Bats are one of the most abundant and diverse groups of tropical mammals and form a fundamental component of African biodiversity. Several studies have highlighted bat diversity and abundance as key indicators of habitat disturbance, environmental change, and potential conservation value (Pineda et al. 2005). Bats perform important ecological roles as seed dispersers, pollinators and predators, therefore understanding their conservation status is vital.
Despite their importance to biodiversity, bat populations are declining worldwide (Hutson et al. 2001) and the ecology and status of most African bat species are poorly known. The lack of research on African bat populations hinders our understanding of the consequences of environmental change. Research and conservation is needed to inform land-use regimes and development, and advise stakeholders at times of increased population pressure (Struebig et al. 2008).
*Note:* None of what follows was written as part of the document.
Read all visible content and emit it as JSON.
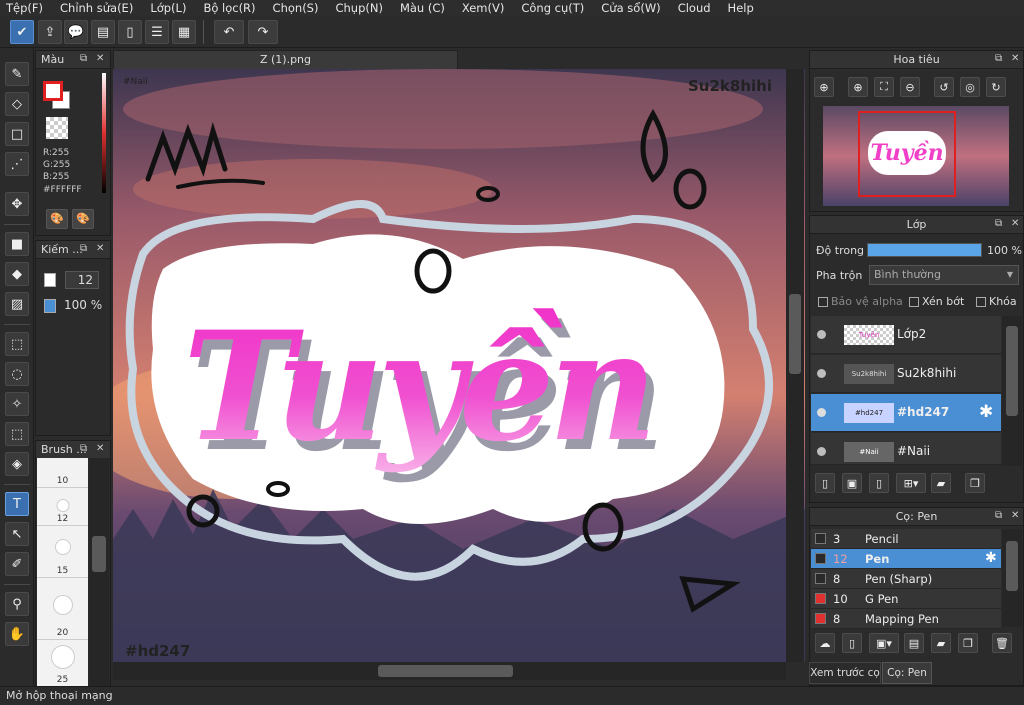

ABC aims to fill this gap by conducting applied research, community awareness, education and capacity building in bat conservation, research and monitoring. We are working in partnership with the Department of National Parks and Wildlife in Malawi to build capacity for bat research and conservation in Malawi and bring bats to the conservation agenda. We are partnered with Lilongwe Wildlife Trust who have expertise in community education and awareness. Using their expertise we are working with local communities to increase understanding of the importance of bats, dispel myths and mitigate human-bat conflict.
ABC is partnered with